Task objective
The records beneath should be printed exactly, and the pictures are to be left out.

The data

----

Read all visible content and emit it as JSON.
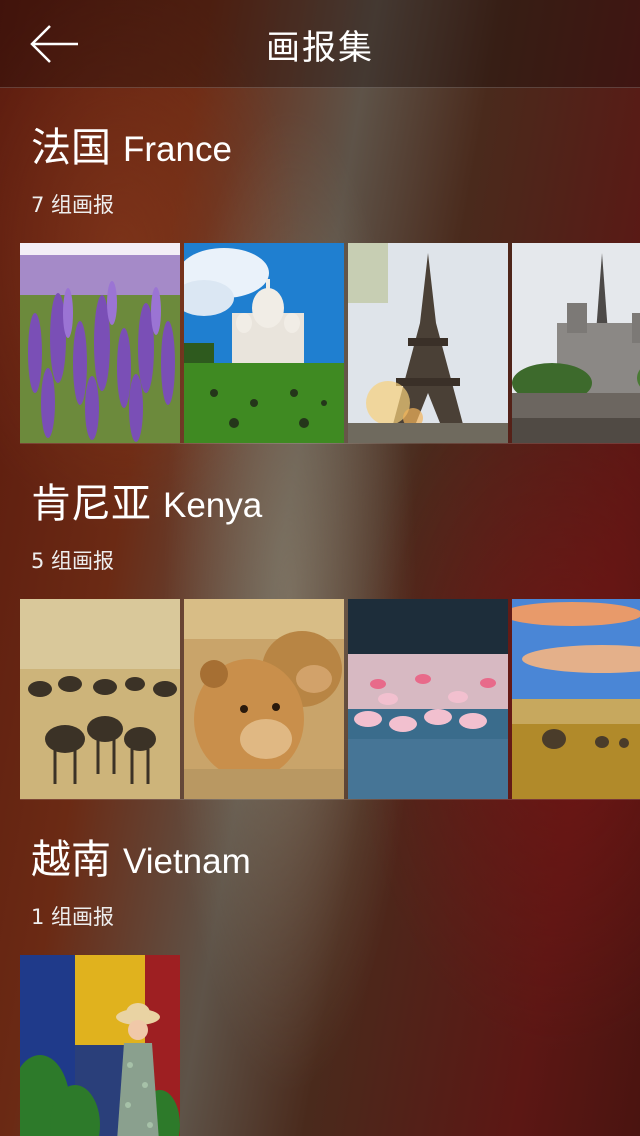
{
  "header": {
    "title": "画报集",
    "back_icon": "arrow-left-icon"
  },
  "sections": [
    {
      "cn": "法国",
      "en": "France",
      "count": "7 组画报",
      "thumbs": [
        "lavender-field",
        "sacre-coeur",
        "eiffel-tower",
        "notre-dame"
      ]
    },
    {
      "cn": "肯尼亚",
      "en": "Kenya",
      "count": "5 组画报",
      "thumbs": [
        "wildebeest-herd",
        "lionesses",
        "flamingos",
        "elephants-savanna"
      ]
    },
    {
      "cn": "越南",
      "en": "Vietnam",
      "count": "1 组画报",
      "thumbs": [
        "woman-with-hat"
      ]
    }
  ]
}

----

Solution
Read all visible content and emit it as JSON.
{
  "header": {
    "title": "画报集",
    "back_icon": "arrow-left-icon"
  },
  "sections": [
    {
      "cn": "法国",
      "en": "France",
      "count": "7 组画报",
      "thumbs": [
        "lavender-field",
        "sacre-coeur",
        "eiffel-tower",
        "notre-dame"
      ]
    },
    {
      "cn": "肯尼亚",
      "en": "Kenya",
      "count": "5 组画报",
      "thumbs": [
        "wildebeest-herd",
        "lionesses",
        "flamingos",
        "elephants-savanna"
      ]
    },
    {
      "cn": "越南",
      "en": "Vietnam",
      "count": "1 组画报",
      "thumbs": [
        "woman-with-hat"
      ]
    }
  ]
}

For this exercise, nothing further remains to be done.